While experts and citizens worldwide are striving to protect marine biodiversity, a youngster here has been designing a unique underwater ecosystem off the coast of Puducherry. Seventeen-year-old Siddharth Pillai is the first Indian to create a 3D-printed artificial reef model that has become home to many aquatic species.
The unit comprises porous blocks of cement that serve as the structure of the reef. Siddharth, who has a Master certificate in scuba diving, explained how and why he created the design. “I have been diving for the past five years and when I was in Puducherry last year, a diving centre called Temple Adventures introduced me to artificial reefs. I have always been passionate about the environment so my sister and I began learning further about these underwater ecosystems,” began the Class 11 student.
“Natural reefs begin when small aquatic animals called polyps attach themselves to a rock on the seafloor and divide into thousands of clones. These organisms lend reefs their vibrant hues and help support millions of marine lives. When the ocean’s temperature rises, corals will evict polyps and lose all its colour, which is known as bleaching. Once bleached, the coral will die in less than 30 days,” he shared.
During previous diving trips, Siddharth has come across many such bleached reefs and decided to make a difference in Tamil Nadu by creating artificial ones to boost aquatic life. However, after a detailed study, he discovered that such reefs can’t be made using just any material. “We had to find something that coral polyps can latch on to and thrive, so we created blocks using a mix of dolomite (composed of calcium magnesium carbonate) and cement,” he said.
The youngster learnt 3D printing during a 45-day workshop last year. “With that technique, we created a mould in which we poured the cement mixture and set it. The first few attempts were disastrous and my balcony-turned-workstation was a mess, but we finally managed to get it right.” What makes the design stand apart is that not only do the blocks have small grooves to help polyps attach easily but, “Every slab is like a building block to enable the reef to be expanded at any time,” he said.
The first of its kind reef was placed on the sea bed off Puducherry last year in October and the project is a hit because many aquatic species have made the model their home.

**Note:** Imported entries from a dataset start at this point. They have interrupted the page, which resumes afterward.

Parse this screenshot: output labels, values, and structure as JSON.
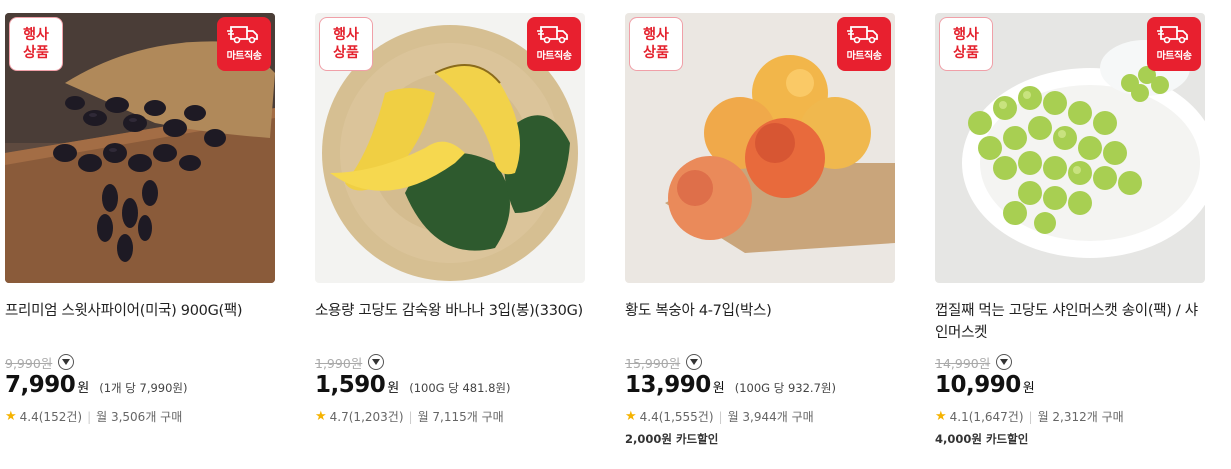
{
  "products": [
    {
      "event_badge_line1": "행사",
      "event_badge_line2": "상품",
      "mart_badge_label": "마트직송",
      "title": "프리미엄 스윗사파이어(미국) 900G(팩)",
      "original_price": "9,990원",
      "price": "7,990",
      "price_unit": "원",
      "unit_price": "(1개 당 7,990원)",
      "rating": "4.4",
      "review_count": "(152건)",
      "monthly_purchases": "월 3,506개 구매",
      "card_discount": ""
    },
    {
      "event_badge_line1": "행사",
      "event_badge_line2": "상품",
      "mart_badge_label": "마트직송",
      "title": "소용량 고당도 감숙왕 바나나 3입(봉)(330G)",
      "original_price": "1,990원",
      "price": "1,590",
      "price_unit": "원",
      "unit_price": "(100G 당 481.8원)",
      "rating": "4.7",
      "review_count": "(1,203건)",
      "monthly_purchases": "월 7,115개 구매",
      "card_discount": ""
    },
    {
      "event_badge_line1": "행사",
      "event_badge_line2": "상품",
      "mart_badge_label": "마트직송",
      "title": "황도 복숭아 4-7입(박스)",
      "original_price": "15,990원",
      "price": "13,990",
      "price_unit": "원",
      "unit_price": "(100G 당 932.7원)",
      "rating": "4.4",
      "review_count": "(1,555건)",
      "monthly_purchases": "월 3,944개 구매",
      "card_discount": "2,000원 카드할인"
    },
    {
      "event_badge_line1": "행사",
      "event_badge_line2": "상품",
      "mart_badge_label": "마트직송",
      "title": "껍질째 먹는 고당도 샤인머스캣 송이(팩) / 샤인머스켓",
      "original_price": "14,990원",
      "price": "10,990",
      "price_unit": "원",
      "unit_price": "",
      "rating": "4.1",
      "review_count": "(1,647건)",
      "monthly_purchases": "월 2,312개 구매",
      "card_discount": "4,000원 카드할인"
    }
  ],
  "colors": {
    "accent_red": "#e8202f",
    "star": "#f5b301"
  },
  "icons": {
    "delivery": "truck-icon",
    "expand": "chevron-down-icon",
    "rating": "star-icon"
  }
}
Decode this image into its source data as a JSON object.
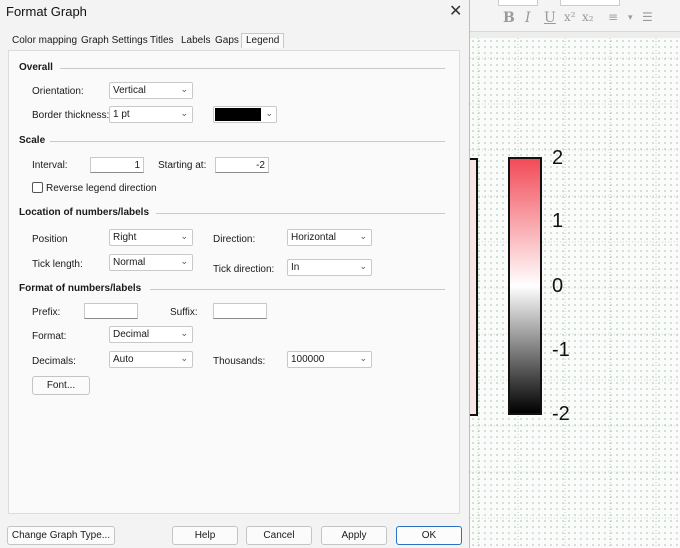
{
  "dialog": {
    "title": "Format Graph",
    "tabs": [
      "Color mapping",
      "Graph Settings",
      "Titles",
      "Labels",
      "Gaps",
      "Legend"
    ],
    "active_tab": "Legend"
  },
  "overall": {
    "heading": "Overall",
    "orientation_label": "Orientation:",
    "orientation_value": "Vertical",
    "border_label": "Border thickness:",
    "border_value": "1 pt",
    "border_color": "#000000"
  },
  "scale": {
    "heading": "Scale",
    "interval_label": "Interval:",
    "interval_value": "1",
    "starting_label": "Starting at:",
    "starting_value": "-2",
    "reverse_label": "Reverse legend direction",
    "reverse_checked": false
  },
  "location": {
    "heading": "Location of numbers/labels",
    "position_label": "Position",
    "position_value": "Right",
    "direction_label": "Direction:",
    "direction_value": "Horizontal",
    "ticklength_label": "Tick length:",
    "ticklength_value": "Normal",
    "tickdirection_label": "Tick direction:",
    "tickdirection_value": "In"
  },
  "format": {
    "heading": "Format of numbers/labels",
    "prefix_label": "Prefix:",
    "prefix_value": "",
    "suffix_label": "Suffix:",
    "suffix_value": "",
    "format_label": "Format:",
    "format_value": "Decimal",
    "decimals_label": "Decimals:",
    "decimals_value": "Auto",
    "thousands_label": "Thousands:",
    "thousands_value": "100000",
    "font_button": "Font..."
  },
  "footer": {
    "change_type": "Change Graph Type...",
    "help": "Help",
    "cancel": "Cancel",
    "apply": "Apply",
    "ok": "OK"
  },
  "background": {
    "toolbar_glyphs": [
      "B",
      "I",
      "U",
      "x²",
      "x₂"
    ],
    "legend_ticks": [
      "2",
      "1",
      "0",
      "-1",
      "-2"
    ],
    "legend_colors": [
      "#f24b57",
      "#ffffff",
      "#000000"
    ]
  }
}
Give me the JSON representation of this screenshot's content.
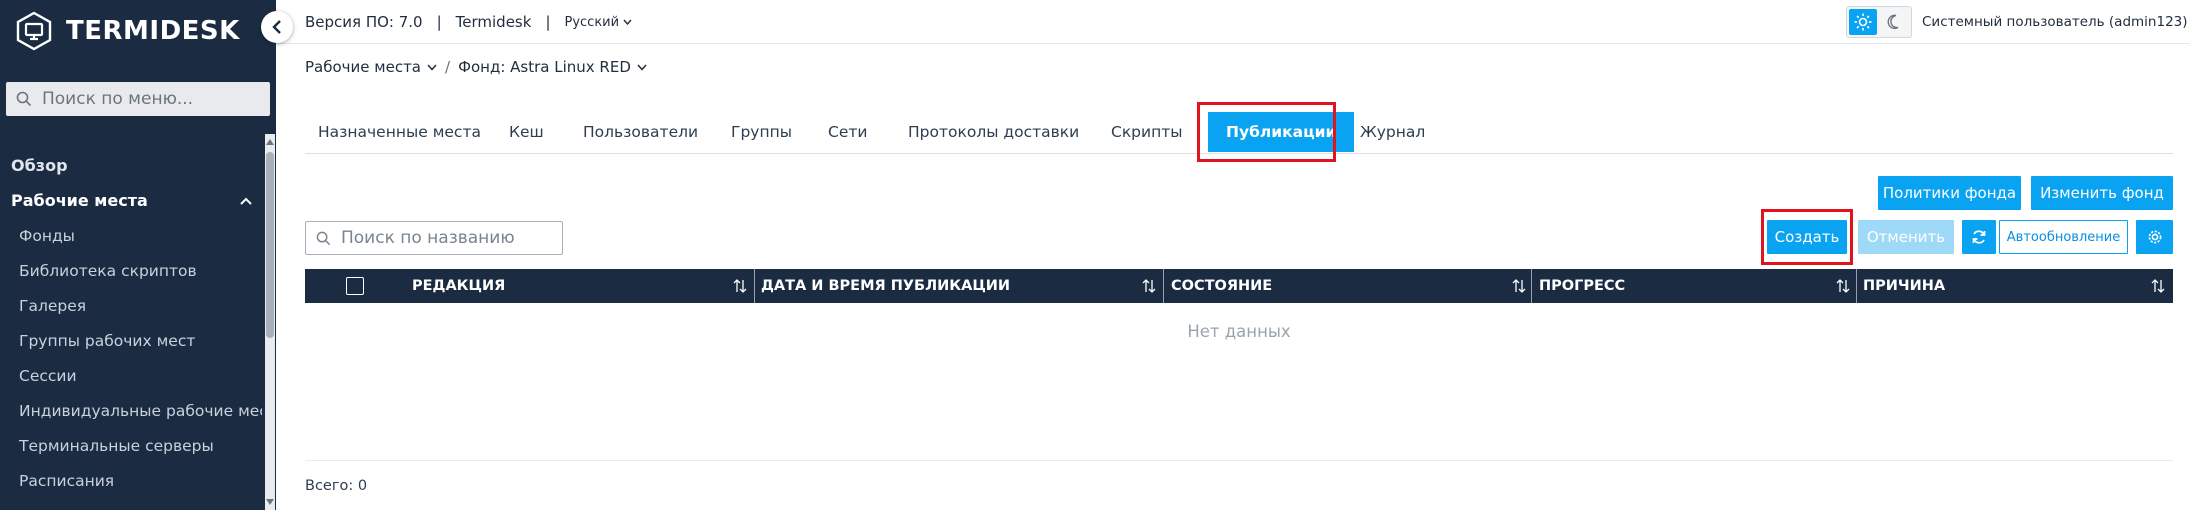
{
  "app": {
    "brand": "TERMIDESK"
  },
  "sidebar": {
    "search_placeholder": "Поиск по меню...",
    "items": [
      {
        "label": "Обзор"
      },
      {
        "label": "Рабочие места"
      },
      {
        "label": "Фонды"
      },
      {
        "label": "Библиотека скриптов"
      },
      {
        "label": "Галерея"
      },
      {
        "label": "Группы рабочих мест"
      },
      {
        "label": "Сессии"
      },
      {
        "label": "Индивидуальные рабочие места"
      },
      {
        "label": "Терминальные серверы"
      },
      {
        "label": "Расписания"
      }
    ]
  },
  "header": {
    "version": "Версия ПО: 7.0",
    "sep": "|",
    "product": "Termidesk",
    "language": "Русский",
    "user": "Системный пользователь (admin123)"
  },
  "breadcrumb": {
    "section": "Рабочие места",
    "separator": "/",
    "current": "Фонд: Astra Linux RED"
  },
  "tabs": [
    {
      "label": "Назначенные места"
    },
    {
      "label": "Кеш"
    },
    {
      "label": "Пользователи"
    },
    {
      "label": "Группы"
    },
    {
      "label": "Сети"
    },
    {
      "label": "Протоколы доставки"
    },
    {
      "label": "Скрипты"
    },
    {
      "label": "Публикации"
    },
    {
      "label": "Журнал"
    }
  ],
  "actions": {
    "pool_policies": "Политики фонда",
    "edit_pool": "Изменить фонд",
    "create": "Создать",
    "cancel": "Отменить",
    "autorefresh": "Автообновление"
  },
  "search": {
    "placeholder": "Поиск по названию"
  },
  "table": {
    "columns": [
      {
        "label": "РЕДАКЦИЯ"
      },
      {
        "label": "ДАТА И ВРЕМЯ ПУБЛИКАЦИИ"
      },
      {
        "label": "СОСТОЯНИЕ"
      },
      {
        "label": "ПРОГРЕСС"
      },
      {
        "label": "ПРИЧИНА"
      }
    ],
    "empty_text": "Нет данных",
    "total": "Всего: 0"
  },
  "colors": {
    "sidebar_bg": "#1b2c42",
    "accent": "#0aa3f2",
    "highlight_box": "#e0141e",
    "table_header_bg": "#1b2c42"
  },
  "icons": [
    "logo-icon",
    "chevron-left-icon",
    "search-icon",
    "chevron-up-icon",
    "chevron-down-icon",
    "sun-icon",
    "moon-icon",
    "refresh-icon",
    "gear-icon",
    "sort-icon",
    "checkbox-icon"
  ]
}
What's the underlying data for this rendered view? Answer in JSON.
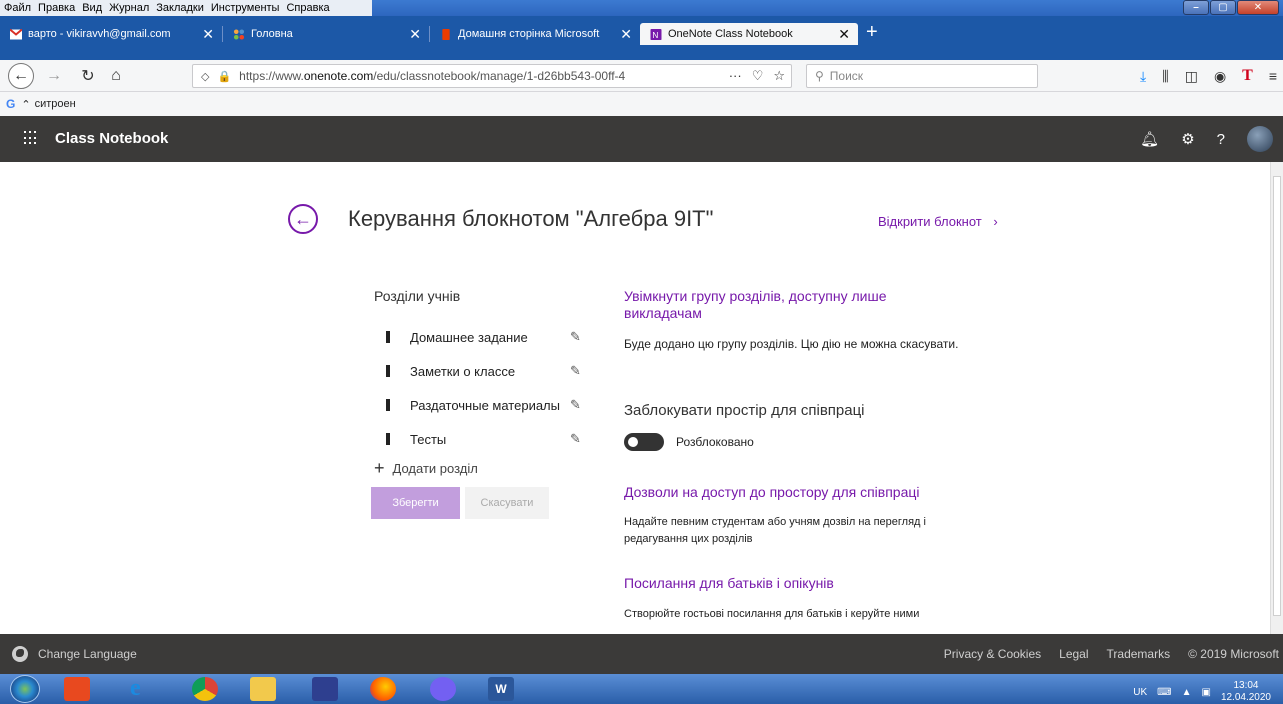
{
  "menubar": {
    "items": [
      "Файл",
      "Правка",
      "Вид",
      "Журнал",
      "Закладки",
      "Инструменты",
      "Справка"
    ]
  },
  "tabs": [
    {
      "title": "варто - vikiravvh@gmail.com",
      "icon": "gmail-icon",
      "active": false
    },
    {
      "title": "Головна",
      "icon": "joomla-icon",
      "active": false
    },
    {
      "title": "Домашня сторінка Microsoft",
      "icon": "office-icon",
      "active": false
    },
    {
      "title": "OneNote Class Notebook",
      "icon": "onenote-icon",
      "active": true
    }
  ],
  "navbar": {
    "url_prefix": "https://www.",
    "url_domain": "onenote.com",
    "url_rest": "/edu/classnotebook/manage/1-d26bb543-00ff-4",
    "search_placeholder": "Поиск",
    "url_actions_more": "···"
  },
  "bookmarks": {
    "g_label": "G",
    "item": "ситроен"
  },
  "appbar": {
    "title": "Class Notebook"
  },
  "main": {
    "page_title": "Керування блокнотом \"Алгебра 9IT\"",
    "open_link": "Відкрити блокнот",
    "sections_heading": "Розділи учнів",
    "sections": [
      "Домашнее задание",
      "Заметки о классе",
      "Раздаточные материалы",
      "Тесты"
    ],
    "add_section": "Додати розділ",
    "save_label": "Зберегти",
    "cancel_label": "Скасувати",
    "teacher_group_link": "Увімкнути групу розділів, доступну лише викладачам",
    "teacher_group_text": "Буде додано цю групу розділів. Цю дію не можна скасувати.",
    "lock_heading": "Заблокувати простір для співпраці",
    "lock_state": "Розблоковано",
    "permissions_link": "Дозволи на доступ до простору для співпраці",
    "permissions_text": "Надайте певним студентам або учням дозвіл на перегляд і редагування цих розділів",
    "parents_link": "Посилання для батьків і опікунів",
    "parents_text": "Створюйте гостьові посилання для батьків і керуйте ними"
  },
  "footer": {
    "change_language": "Change Language",
    "links": [
      "Privacy & Cookies",
      "Legal",
      "Trademarks",
      "© 2019 Microsoft"
    ]
  },
  "taskbar": {
    "lang": "UK",
    "time": "13:04",
    "date": "12.04.2020"
  },
  "colors": {
    "accent": "#7719aa",
    "appbar": "#3b3a39",
    "save_button": "#c29edd"
  }
}
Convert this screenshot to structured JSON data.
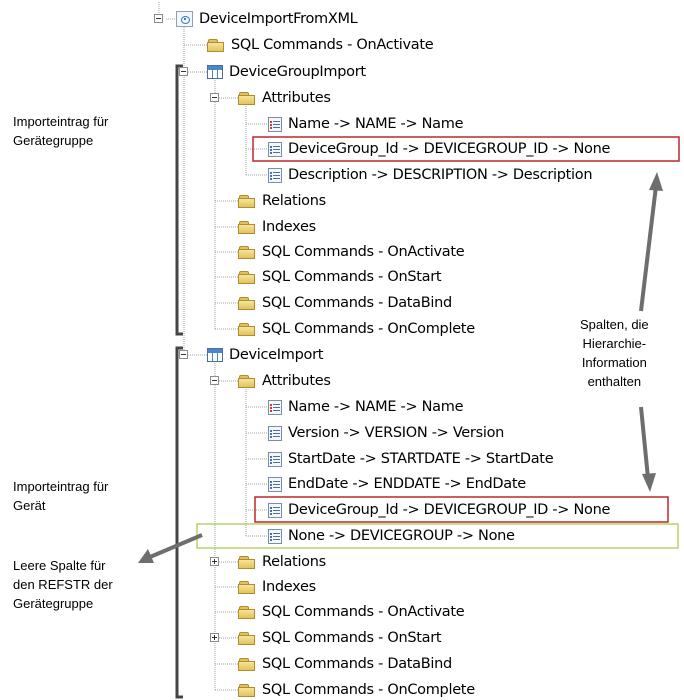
{
  "tree": {
    "root": "DeviceImportFromXML",
    "nodes": [
      {
        "label": "SQL Commands - OnActivate",
        "icon": "folder"
      },
      {
        "label": "DeviceGroupImport",
        "icon": "table"
      },
      {
        "label": "Attributes",
        "icon": "folder"
      },
      {
        "label": "Name -> NAME -> Name",
        "icon": "attribute-key"
      },
      {
        "label": "DeviceGroup_Id -> DEVICEGROUP_ID -> None",
        "icon": "attribute"
      },
      {
        "label": "Description -> DESCRIPTION -> Description",
        "icon": "attribute"
      },
      {
        "label": "Relations",
        "icon": "folder"
      },
      {
        "label": "Indexes",
        "icon": "folder"
      },
      {
        "label": "SQL Commands - OnActivate",
        "icon": "folder"
      },
      {
        "label": "SQL Commands - OnStart",
        "icon": "folder"
      },
      {
        "label": "SQL Commands - DataBind",
        "icon": "folder"
      },
      {
        "label": "SQL Commands - OnComplete",
        "icon": "folder"
      },
      {
        "label": "DeviceImport",
        "icon": "table"
      },
      {
        "label": "Attributes",
        "icon": "folder"
      },
      {
        "label": "Name -> NAME -> Name",
        "icon": "attribute-key"
      },
      {
        "label": "Version -> VERSION -> Version",
        "icon": "attribute"
      },
      {
        "label": "StartDate -> STARTDATE -> StartDate",
        "icon": "attribute"
      },
      {
        "label": "EndDate -> ENDDATE -> EndDate",
        "icon": "attribute"
      },
      {
        "label": "DeviceGroup_Id -> DEVICEGROUP_ID -> None",
        "icon": "attribute"
      },
      {
        "label": "None -> DEVICEGROUP -> None",
        "icon": "attribute"
      },
      {
        "label": "Relations",
        "icon": "folder"
      },
      {
        "label": "Indexes",
        "icon": "folder"
      },
      {
        "label": "SQL Commands - OnActivate",
        "icon": "folder"
      },
      {
        "label": "SQL Commands - OnStart",
        "icon": "folder"
      },
      {
        "label": "SQL Commands - DataBind",
        "icon": "folder"
      },
      {
        "label": "SQL Commands - OnComplete",
        "icon": "folder"
      }
    ]
  },
  "annotations": {
    "group_entry": "Importeintrag für\nGerätegruppe",
    "hierarchy_columns": "Spalten, die\nHierarchie-\nInformation\nenthalten",
    "device_entry": "Importeintrag für\nGerät",
    "empty_column": "Leere Spalte für\nden REFSTR der\nGerätegruppe"
  },
  "colors": {
    "highlight_red": "#c0262c",
    "highlight_green": "#b6d36a",
    "bracket": "#444444",
    "arrow": "#6e6e6e"
  }
}
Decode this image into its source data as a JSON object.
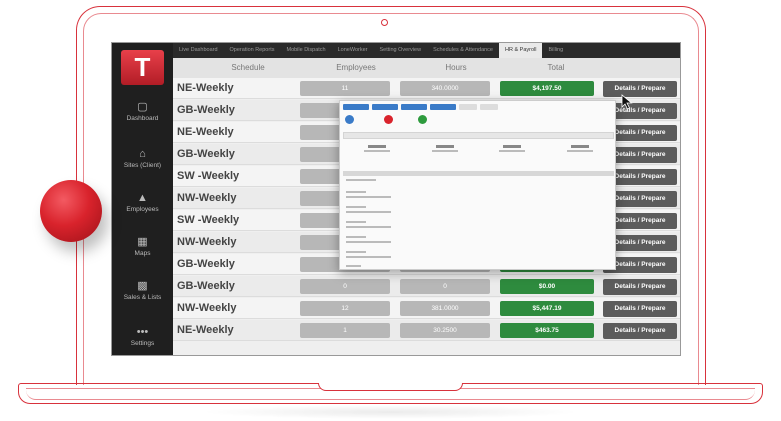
{
  "app": {
    "logo_text": "T",
    "brand_color": "#d8323c"
  },
  "tabs": [
    {
      "label": "Live Dashboard",
      "active": false
    },
    {
      "label": "Operation Reports",
      "active": false
    },
    {
      "label": "Mobile Dispatch",
      "active": false
    },
    {
      "label": "LoneWorker",
      "active": false
    },
    {
      "label": "Setting Overview",
      "active": false
    },
    {
      "label": "Schedules & Attendance",
      "active": false
    },
    {
      "label": "HR & Payroll",
      "active": true
    },
    {
      "label": "Billing",
      "active": false
    }
  ],
  "sidebar": {
    "items": [
      {
        "label": "Dashboard",
        "icon": "monitor-icon"
      },
      {
        "label": "Sites (Client)",
        "icon": "building-icon"
      },
      {
        "label": "Employees",
        "icon": "person-icon"
      },
      {
        "label": "Maps",
        "icon": "map-icon"
      },
      {
        "label": "Sales & Lists",
        "icon": "chart-icon"
      },
      {
        "label": "Settings",
        "icon": "dots-icon"
      }
    ]
  },
  "table": {
    "headers": {
      "schedule": "Schedule",
      "employees": "Employees",
      "hours": "Hours",
      "total": "Total"
    },
    "rows": [
      {
        "schedule": "NE-Weekly",
        "employees": "11",
        "hours": "340.0000",
        "total": "$4,197.50",
        "action": "Details / Prepare"
      },
      {
        "schedule": "GB-Weekly",
        "employees": "",
        "hours": "",
        "total": "",
        "action": "Details / Prepare"
      },
      {
        "schedule": "NE-Weekly",
        "employees": "",
        "hours": "",
        "total": "",
        "action": "Details / Prepare"
      },
      {
        "schedule": "GB-Weekly",
        "employees": "",
        "hours": "",
        "total": "",
        "action": "Details / Prepare"
      },
      {
        "schedule": "SW -Weekly",
        "employees": "",
        "hours": "",
        "total": "",
        "action": "Details / Prepare"
      },
      {
        "schedule": "NW-Weekly",
        "employees": "",
        "hours": "",
        "total": "",
        "action": "Details / Prepare"
      },
      {
        "schedule": "SW -Weekly",
        "employees": "",
        "hours": "",
        "total": "",
        "action": "Details / Prepare"
      },
      {
        "schedule": "NW-Weekly",
        "employees": "",
        "hours": "",
        "total": "",
        "action": "Details / Prepare"
      },
      {
        "schedule": "GB-Weekly",
        "employees": "",
        "hours": "",
        "total": "",
        "action": "Details / Prepare"
      },
      {
        "schedule": "GB-Weekly",
        "employees": "0",
        "hours": "0",
        "total": "$0.00",
        "action": "Details / Prepare"
      },
      {
        "schedule": "NW-Weekly",
        "employees": "12",
        "hours": "381.0000",
        "total": "$5,447.19",
        "action": "Details / Prepare"
      },
      {
        "schedule": "NE-Weekly",
        "employees": "1",
        "hours": "30.2500",
        "total": "$463.75",
        "action": "Details / Prepare"
      }
    ]
  },
  "colors": {
    "total_green": "#2e8b3e",
    "button_grey": "#5c5c5c",
    "sidebar_bg": "#1f1f1f"
  }
}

Later this month, Siddharth will be visiting the site to place 200 more blocks that are bigger than the previous one and weigh around 14 kg each.